I forgot to include a picture. Here is what Whiteside Mountain looks like from a distance:

image.png

Absolutely gorgeous. Easy to fall off and kill yourself, but, also, plenty of ledges to fall on. Just like--symbolically--Objectivism. Or Christianity for that matter. And, man is the view from the top something! :) 

Here are some pictures of the Devil's Courthouse hike:

image.png

Plenty of places off the path to leave an abandoned baby.

image.png

image.png

Here is the stone observation deck. I will not be using this for any action, but I may use it as the reason people go on this hike.

image.png

I'm still looking for a good ledge, but there are many stories from Whiteside Mountain of people falling off, being saved by a ledge or trees, then followed by complicated rescues.

 

Before I finish writing this story, I really should go there and see with my own eyes. But I feel mature enough to write the story without that. Still... Let's see... I know I want to go...

As self-discipline, I have refused to write and publish any other fiction until I got "Melody's Edge" right. I realized it was going to be a long trek when I started, but I didn't realize it was going to be this long. Well over a decade.

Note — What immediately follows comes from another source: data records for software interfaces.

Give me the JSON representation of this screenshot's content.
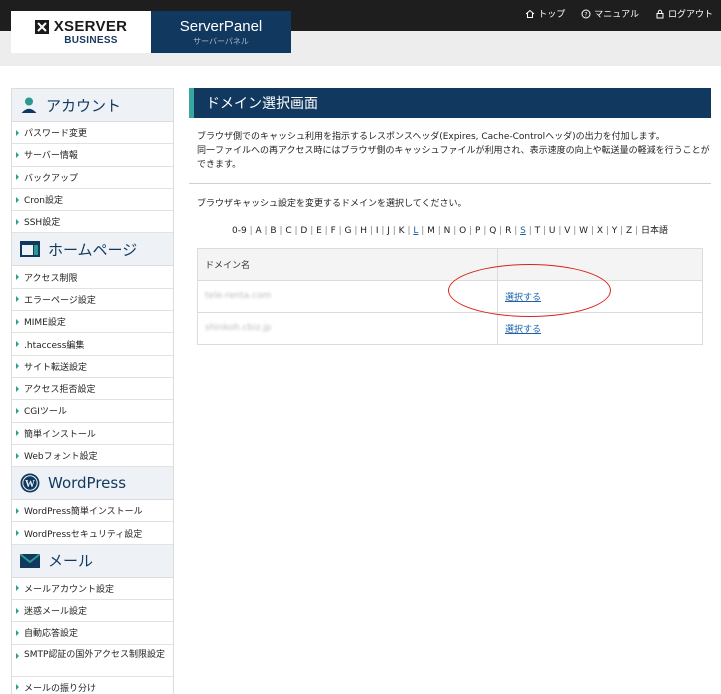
{
  "header": {
    "logo_main": "XSERVER",
    "logo_sub": "BUSINESS",
    "panel_title": "ServerPanel",
    "panel_subtitle": "サーバーパネル",
    "nav": [
      {
        "label": "トップ",
        "icon": "home-icon"
      },
      {
        "label": "マニュアル",
        "icon": "help-icon"
      },
      {
        "label": "ログアウト",
        "icon": "lock-icon"
      }
    ]
  },
  "sidebar": {
    "account": {
      "title": "アカウント",
      "items": [
        "パスワード変更",
        "サーバー情報",
        "バックアップ",
        "Cron設定",
        "SSH設定"
      ]
    },
    "homepage": {
      "title": "ホームページ",
      "items": [
        "アクセス制限",
        "エラーページ設定",
        "MIME設定",
        ".htaccess編集",
        "サイト転送設定",
        "アクセス拒否設定",
        "CGIツール",
        "簡単インストール",
        "Webフォント設定"
      ]
    },
    "wordpress": {
      "title": "WordPress",
      "items": [
        "WordPress簡単インストール",
        "WordPressセキュリティ設定"
      ]
    },
    "mail": {
      "title": "メール",
      "items": [
        "メールアカウント設定",
        "迷惑メール設定",
        "自動応答設定",
        "SMTP認証の国外アクセス制限設定",
        "メールの振り分け"
      ]
    }
  },
  "main": {
    "title": "ドメイン選択画面",
    "description_line1": "ブラウザ側でのキャッシュ利用を指示するレスポンスヘッダ(Expires, Cache-Controlヘッダ)の出力を付加します。",
    "description_line2": "同一ファイルへの再アクセス時にはブラウザ側のキャッシュファイルが利用され、表示速度の向上や転送量の軽減を行うことができます。",
    "instruction": "ブラウザキャッシュ設定を変更するドメインを選択してください。",
    "alphabet": [
      "0-9",
      "A",
      "B",
      "C",
      "D",
      "E",
      "F",
      "G",
      "H",
      "I",
      "J",
      "K",
      "L",
      "M",
      "N",
      "O",
      "P",
      "Q",
      "R",
      "S",
      "T",
      "U",
      "V",
      "W",
      "X",
      "Y",
      "Z",
      "日本語"
    ],
    "alphabet_active": [
      "L",
      "S"
    ],
    "table": {
      "header": "ドメイン名",
      "rows": [
        {
          "domain": "tele-renta.com",
          "action": "選択する"
        },
        {
          "domain": "shinkoh.cbiz.jp",
          "action": "選択する"
        }
      ]
    }
  },
  "colors": {
    "navy": "#11385f",
    "teal_accent": "#3aa6a2",
    "link": "#1a5fa8",
    "annotation": "#d9231c"
  }
}
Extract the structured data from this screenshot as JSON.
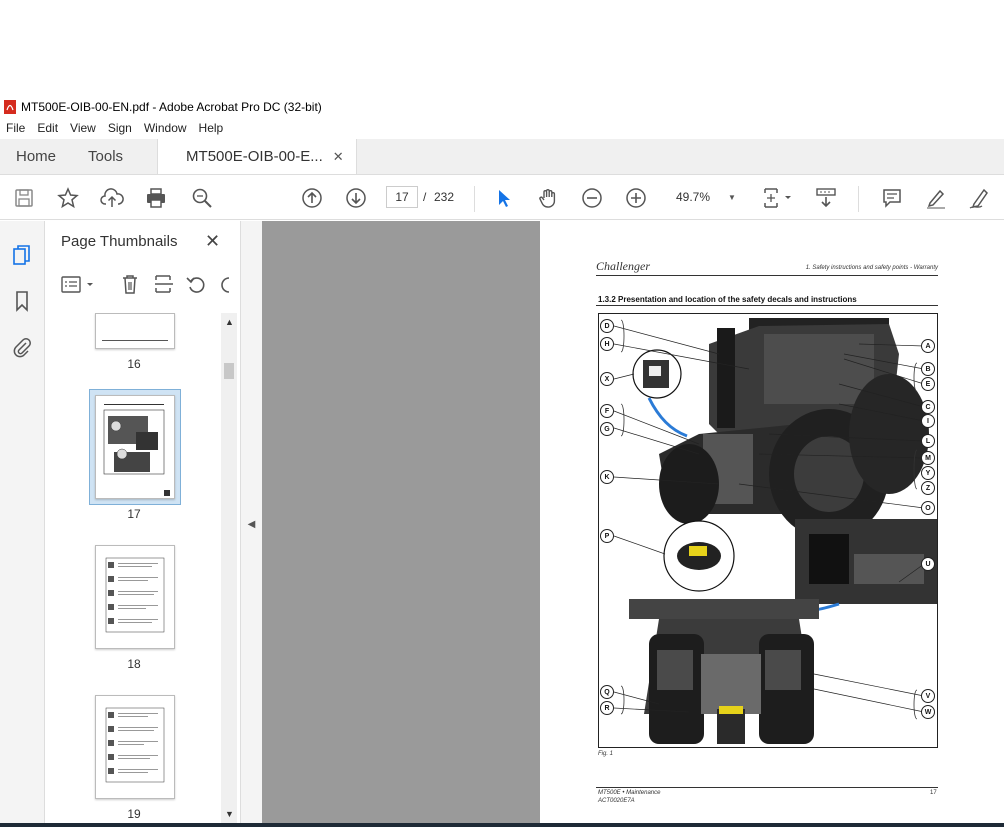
{
  "window": {
    "title": "MT500E-OIB-00-EN.pdf - Adobe Acrobat Pro DC (32-bit)"
  },
  "menu": [
    "File",
    "Edit",
    "View",
    "Sign",
    "Window",
    "Help"
  ],
  "tabs": {
    "home": "Home",
    "tools": "Tools",
    "document": "MT500E-OIB-00-E...",
    "close": "✕"
  },
  "toolbar": {
    "current_page": "17",
    "page_sep": "/",
    "total_pages": "232",
    "zoom": "49.7%"
  },
  "panel": {
    "title": "Page Thumbnails",
    "close": "✕",
    "thumbnails": [
      {
        "label": "16"
      },
      {
        "label": "17",
        "selected": true
      },
      {
        "label": "18"
      },
      {
        "label": "19"
      }
    ]
  },
  "page": {
    "brand": "Challenger",
    "header_right": "1. Safety instructions and safety points - Warranty",
    "section_title": "1.3.2  Presentation and location of the safety decals and instructions",
    "figure_caption": "Fig. 1",
    "footer_left_1": "MT500E • Maintenance",
    "footer_left_2": "ACT0020E7A",
    "footer_page": "17",
    "callouts_left": [
      "D",
      "H",
      "X",
      "F",
      "G",
      "K",
      "P",
      "Q",
      "R"
    ],
    "callouts_right": [
      "A",
      "B",
      "E",
      "C",
      "I",
      "L",
      "M",
      "Y",
      "Z",
      "O",
      "U",
      "V",
      "W"
    ]
  }
}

Good grief! :) 

But from what I have learned about story, neuroscience, modern psychology, trance, tracking, and a whole lot of other things, I am glad I set this out for myself the way I did.

Anyway, I am now comfortable discussing this project in public because I know it will not be too long before I finish it.

Michael

  • Like 1
Link to comment
Share on other sites

I've hiked to Devil's Courthouse. It is beautiful but because the trail is short, popular, and pet-friendly, it is always packed with people and dogs. I can see that being the reason why someone would abandon a baby there - very likely to be discovered and rescued quickly (assuming the abandoner wanted the baby to survive), but I can also see it being a reason why it would be difficult to abandon a baby there undetected. Also, it's not very likely that a random lone person would do the discovering. There would be a BUNCH of people around to witness it.

Sorry MSK, not trying to ruin your plan. Hopefully it's info that helps. A nighttime or very early morning abandonment/discovery could work. Or off-season although that does reduce the likelihood of the baby surviving alone very long. Or perhaps your story line includes a group of people discovering the baby.

  • Like 2
Link to comment
Share on other sites

Create an account or sign in to comment

You need to be a member in order to leave a comment

Create an account

Sign up for a new account in our community. It's easy!

Register a new account

Sign in

Already have an account? Sign in here.

Sign In Now